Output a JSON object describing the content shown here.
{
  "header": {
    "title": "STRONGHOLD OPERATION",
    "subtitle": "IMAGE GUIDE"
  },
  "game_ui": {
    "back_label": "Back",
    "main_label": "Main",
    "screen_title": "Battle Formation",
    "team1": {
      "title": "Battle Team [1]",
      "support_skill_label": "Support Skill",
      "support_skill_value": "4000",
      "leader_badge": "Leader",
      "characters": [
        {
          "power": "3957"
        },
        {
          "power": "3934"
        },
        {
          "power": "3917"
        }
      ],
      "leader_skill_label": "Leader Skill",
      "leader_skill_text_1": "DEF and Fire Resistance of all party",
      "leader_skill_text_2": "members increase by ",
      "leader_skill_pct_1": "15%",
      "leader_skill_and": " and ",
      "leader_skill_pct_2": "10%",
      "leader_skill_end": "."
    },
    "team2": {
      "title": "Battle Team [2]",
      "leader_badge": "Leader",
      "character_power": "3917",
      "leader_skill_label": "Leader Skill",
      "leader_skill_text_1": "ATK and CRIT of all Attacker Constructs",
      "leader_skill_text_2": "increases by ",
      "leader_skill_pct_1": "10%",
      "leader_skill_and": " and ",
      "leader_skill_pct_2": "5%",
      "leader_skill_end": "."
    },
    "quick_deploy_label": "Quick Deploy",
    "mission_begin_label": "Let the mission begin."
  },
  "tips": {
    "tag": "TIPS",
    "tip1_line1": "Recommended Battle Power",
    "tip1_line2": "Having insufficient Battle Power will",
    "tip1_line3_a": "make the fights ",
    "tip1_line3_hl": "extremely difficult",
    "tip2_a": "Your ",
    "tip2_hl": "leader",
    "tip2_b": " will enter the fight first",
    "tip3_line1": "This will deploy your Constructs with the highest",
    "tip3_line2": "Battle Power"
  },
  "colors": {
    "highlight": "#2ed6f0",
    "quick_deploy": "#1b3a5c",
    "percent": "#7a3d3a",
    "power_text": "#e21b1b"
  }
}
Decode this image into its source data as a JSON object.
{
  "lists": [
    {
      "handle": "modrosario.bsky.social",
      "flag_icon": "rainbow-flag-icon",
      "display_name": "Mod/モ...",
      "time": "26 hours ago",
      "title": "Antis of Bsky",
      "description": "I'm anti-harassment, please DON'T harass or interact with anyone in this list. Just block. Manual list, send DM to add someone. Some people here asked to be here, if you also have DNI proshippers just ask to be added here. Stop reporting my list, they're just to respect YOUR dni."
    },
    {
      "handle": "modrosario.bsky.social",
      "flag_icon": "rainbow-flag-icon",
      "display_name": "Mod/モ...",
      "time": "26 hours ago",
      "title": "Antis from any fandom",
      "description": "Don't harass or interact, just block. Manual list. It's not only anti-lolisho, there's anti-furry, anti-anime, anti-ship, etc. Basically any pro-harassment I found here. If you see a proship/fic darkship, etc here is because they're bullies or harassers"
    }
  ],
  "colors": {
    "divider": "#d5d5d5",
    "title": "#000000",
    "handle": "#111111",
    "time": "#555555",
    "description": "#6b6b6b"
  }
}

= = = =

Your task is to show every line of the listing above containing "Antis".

■ COMPLETED EXERCISE:
      "title": "Antis of Bsky",
      "title": "Antis from any fandom",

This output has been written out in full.